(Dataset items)
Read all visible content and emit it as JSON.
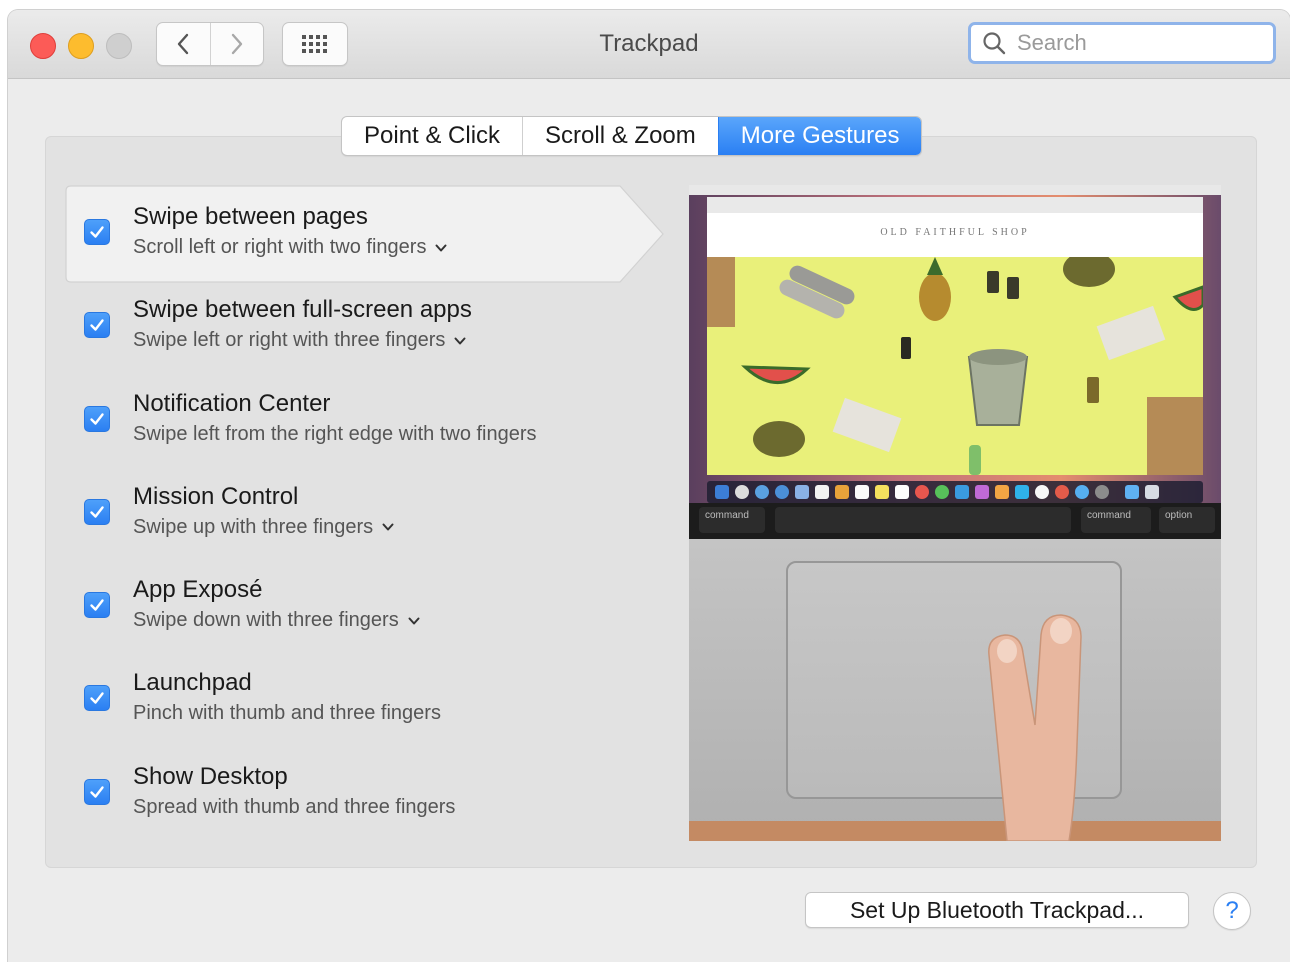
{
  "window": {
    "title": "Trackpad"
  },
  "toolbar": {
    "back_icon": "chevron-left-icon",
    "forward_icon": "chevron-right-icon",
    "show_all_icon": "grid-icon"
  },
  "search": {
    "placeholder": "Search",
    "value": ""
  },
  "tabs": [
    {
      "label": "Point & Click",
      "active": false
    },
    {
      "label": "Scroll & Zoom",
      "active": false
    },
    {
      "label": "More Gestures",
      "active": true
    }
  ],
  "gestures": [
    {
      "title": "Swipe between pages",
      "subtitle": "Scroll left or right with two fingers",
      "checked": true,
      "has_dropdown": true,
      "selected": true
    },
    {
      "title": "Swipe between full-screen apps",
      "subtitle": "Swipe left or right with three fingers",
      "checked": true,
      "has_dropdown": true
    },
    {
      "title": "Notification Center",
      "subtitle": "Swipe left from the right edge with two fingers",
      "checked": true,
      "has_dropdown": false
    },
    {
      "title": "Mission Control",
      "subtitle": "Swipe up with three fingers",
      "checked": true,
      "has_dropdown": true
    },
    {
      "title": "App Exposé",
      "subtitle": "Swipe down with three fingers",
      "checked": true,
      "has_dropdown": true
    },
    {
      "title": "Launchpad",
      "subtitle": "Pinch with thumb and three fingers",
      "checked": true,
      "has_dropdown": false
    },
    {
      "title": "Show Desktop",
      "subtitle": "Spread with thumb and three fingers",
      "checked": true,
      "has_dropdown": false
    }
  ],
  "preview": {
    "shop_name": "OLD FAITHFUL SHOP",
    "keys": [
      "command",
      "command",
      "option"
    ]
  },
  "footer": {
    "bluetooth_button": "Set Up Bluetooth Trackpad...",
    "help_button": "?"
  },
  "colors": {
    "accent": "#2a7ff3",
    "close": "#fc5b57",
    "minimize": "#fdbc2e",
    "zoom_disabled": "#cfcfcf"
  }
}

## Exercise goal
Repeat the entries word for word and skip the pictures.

## Output
Read all visible content and emit it as JSON.
{
  "window": {
    "title": "Trackpad"
  },
  "toolbar": {
    "back_icon": "chevron-left-icon",
    "forward_icon": "chevron-right-icon",
    "show_all_icon": "grid-icon"
  },
  "search": {
    "placeholder": "Search",
    "value": ""
  },
  "tabs": [
    {
      "label": "Point & Click",
      "active": false
    },
    {
      "label": "Scroll & Zoom",
      "active": false
    },
    {
      "label": "More Gestures",
      "active": true
    }
  ],
  "gestures": [
    {
      "title": "Swipe between pages",
      "subtitle": "Scroll left or right with two fingers",
      "checked": true,
      "has_dropdown": true,
      "selected": true
    },
    {
      "title": "Swipe between full-screen apps",
      "subtitle": "Swipe left or right with three fingers",
      "checked": true,
      "has_dropdown": true
    },
    {
      "title": "Notification Center",
      "subtitle": "Swipe left from the right edge with two fingers",
      "checked": true,
      "has_dropdown": false
    },
    {
      "title": "Mission Control",
      "subtitle": "Swipe up with three fingers",
      "checked": true,
      "has_dropdown": true
    },
    {
      "title": "App Exposé",
      "subtitle": "Swipe down with three fingers",
      "checked": true,
      "has_dropdown": true
    },
    {
      "title": "Launchpad",
      "subtitle": "Pinch with thumb and three fingers",
      "checked": true,
      "has_dropdown": false
    },
    {
      "title": "Show Desktop",
      "subtitle": "Spread with thumb and three fingers",
      "checked": true,
      "has_dropdown": false
    }
  ],
  "preview": {
    "shop_name": "OLD FAITHFUL SHOP",
    "keys": [
      "command",
      "command",
      "option"
    ]
  },
  "footer": {
    "bluetooth_button": "Set Up Bluetooth Trackpad...",
    "help_button": "?"
  },
  "colors": {
    "accent": "#2a7ff3",
    "close": "#fc5b57",
    "minimize": "#fdbc2e",
    "zoom_disabled": "#cfcfcf"
  }
}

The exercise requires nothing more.